Oil prices slipped on Friday, but remained near 3½ year highs on Friday as renewed U.S. sanctions on Iran tightened the outlook for Middle East supply at a time when global crude production is only just keeping pace with rising demand.
The United States is reintroducing sanctions against Iran, which pumps about 4 percent of the world's oil, after abandoning a deal reached in late 2015 that limited Tehran's nuclear ambitions in exchange for the removal of U.S. and European sanctions.
The global oil market is finely balanced, with top exporter Saudi Arabia and No.1 producer Russia having led efforts to curb oil supply to prop up prices.
"It's the same witches brew of bullish stuff: Iran, Venezuela, the lack of alacrity by Saudi Arabia to bring more oil onto the market," said John Kilduff, partner at Again Capital in New York.
"Prices may strengthen later in the day as traders shore up their positions, he said. "It's definitely not an environment to go home short over the weekend."
U.S. light crude ended Friday's session down 66 cents at $70.70, having touched a 3½ year high of $71.89 on Thursday.
Benchmark Brent crude oil fell toward Friday's session low of $77.04 a barrel heading into the close of trading. On Thursday Brent hit $78, its highest since November 2014.
For the week, Brent was on track to rise roughly 3-percent, while and U.S. crude posted a 1.4-percent gain.
Many analysts expect oil prices to rise as Iran's exports fall.
Rainer Seele, chief executive of Austrian oil and gas company OMV, told German daily Handelsblatt that he expects prices to rise as the United States moves to reimpose sanctions.
"It is not yet clear which concrete sanctions the U.S. will impose. But I expect the price of North Sea Brent to be closer to $80 than $70 a barrel," Seele said in an interview.
U.S. investment bank Jefferies said in a note that it expects Iranian crude oil exports to start falling in the next few months.
"We expect that around October Iranian exports will be down by 500,000 barrels per day (bpd) and eventually fall by 1 million bpd," the bank said.
There are signs, however, that other members of the Organization of the Petroleum Exporting Countries (OPEC) will raise output to counter the Iran disruption.
Jefferies said that OPEC has the capacity "to replace the Iranian losses" but added: Even if physical supply is held constant ... the market will still be faced with a precariously low level of spare capacity."
Outside OPEC, soaring U.S. crude oil production could help to fill Iran's supply gap. U.S. oil output reached another record high last week, hitting 10.7 million bpd.
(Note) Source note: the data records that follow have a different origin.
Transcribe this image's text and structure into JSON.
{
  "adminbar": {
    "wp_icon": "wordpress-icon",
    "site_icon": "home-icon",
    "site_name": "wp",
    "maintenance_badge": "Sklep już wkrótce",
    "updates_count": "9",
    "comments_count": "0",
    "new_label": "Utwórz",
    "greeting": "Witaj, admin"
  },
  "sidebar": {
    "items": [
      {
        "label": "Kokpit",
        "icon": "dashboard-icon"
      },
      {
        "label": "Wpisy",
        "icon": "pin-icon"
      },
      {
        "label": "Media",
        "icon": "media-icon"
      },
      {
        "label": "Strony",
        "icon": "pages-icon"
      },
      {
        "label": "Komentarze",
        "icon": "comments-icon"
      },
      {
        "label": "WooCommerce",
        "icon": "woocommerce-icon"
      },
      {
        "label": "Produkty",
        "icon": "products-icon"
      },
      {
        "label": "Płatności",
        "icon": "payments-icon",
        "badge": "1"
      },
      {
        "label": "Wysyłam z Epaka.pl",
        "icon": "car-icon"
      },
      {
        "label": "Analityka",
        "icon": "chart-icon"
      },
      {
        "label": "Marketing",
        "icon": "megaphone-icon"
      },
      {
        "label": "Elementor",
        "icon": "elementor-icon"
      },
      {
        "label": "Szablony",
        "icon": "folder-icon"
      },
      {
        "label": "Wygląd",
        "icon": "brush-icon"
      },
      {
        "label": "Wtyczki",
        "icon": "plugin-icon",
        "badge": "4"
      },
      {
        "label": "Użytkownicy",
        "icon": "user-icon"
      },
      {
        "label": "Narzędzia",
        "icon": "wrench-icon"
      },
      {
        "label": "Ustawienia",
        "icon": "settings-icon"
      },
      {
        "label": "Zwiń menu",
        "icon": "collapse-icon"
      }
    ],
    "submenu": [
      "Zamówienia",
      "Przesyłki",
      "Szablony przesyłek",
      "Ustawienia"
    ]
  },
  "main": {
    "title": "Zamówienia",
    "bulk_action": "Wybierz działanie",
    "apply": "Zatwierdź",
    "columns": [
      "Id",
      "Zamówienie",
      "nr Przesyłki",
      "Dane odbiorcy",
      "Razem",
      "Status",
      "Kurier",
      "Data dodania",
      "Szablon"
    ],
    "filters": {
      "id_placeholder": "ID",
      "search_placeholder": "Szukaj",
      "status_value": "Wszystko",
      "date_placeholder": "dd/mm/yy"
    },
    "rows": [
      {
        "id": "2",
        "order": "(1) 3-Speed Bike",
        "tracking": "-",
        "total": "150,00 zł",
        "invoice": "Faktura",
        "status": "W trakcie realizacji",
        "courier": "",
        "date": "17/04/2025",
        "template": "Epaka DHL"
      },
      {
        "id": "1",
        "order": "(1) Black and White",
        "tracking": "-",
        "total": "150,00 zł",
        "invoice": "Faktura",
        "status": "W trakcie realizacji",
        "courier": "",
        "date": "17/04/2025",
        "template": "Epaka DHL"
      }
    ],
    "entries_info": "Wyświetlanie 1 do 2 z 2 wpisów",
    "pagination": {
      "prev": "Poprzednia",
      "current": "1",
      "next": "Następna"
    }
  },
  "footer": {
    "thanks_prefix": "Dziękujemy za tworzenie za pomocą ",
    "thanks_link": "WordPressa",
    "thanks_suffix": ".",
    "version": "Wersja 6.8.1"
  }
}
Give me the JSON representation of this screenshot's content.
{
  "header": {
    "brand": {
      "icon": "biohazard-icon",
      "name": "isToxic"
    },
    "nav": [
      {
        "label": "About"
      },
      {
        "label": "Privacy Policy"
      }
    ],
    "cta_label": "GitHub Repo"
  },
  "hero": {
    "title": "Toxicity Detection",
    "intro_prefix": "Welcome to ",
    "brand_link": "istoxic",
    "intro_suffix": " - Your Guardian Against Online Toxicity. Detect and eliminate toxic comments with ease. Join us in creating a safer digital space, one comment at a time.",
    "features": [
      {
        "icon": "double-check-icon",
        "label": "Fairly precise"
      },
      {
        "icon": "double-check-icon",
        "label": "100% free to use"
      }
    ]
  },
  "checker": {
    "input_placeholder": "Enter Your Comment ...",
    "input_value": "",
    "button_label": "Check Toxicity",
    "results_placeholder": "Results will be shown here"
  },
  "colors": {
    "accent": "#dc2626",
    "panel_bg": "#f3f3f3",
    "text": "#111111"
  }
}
That is up 27 percent since mid-2016 and means that U.S. output is creeping ever closer to that of top producer Russia, which pumps about 11 million bpd.
The weekly rig count from GE's Baker Hughes division showed U.S. drillers added 10 rigs to a total of 844. The rig count is a forward-looking indicator on production.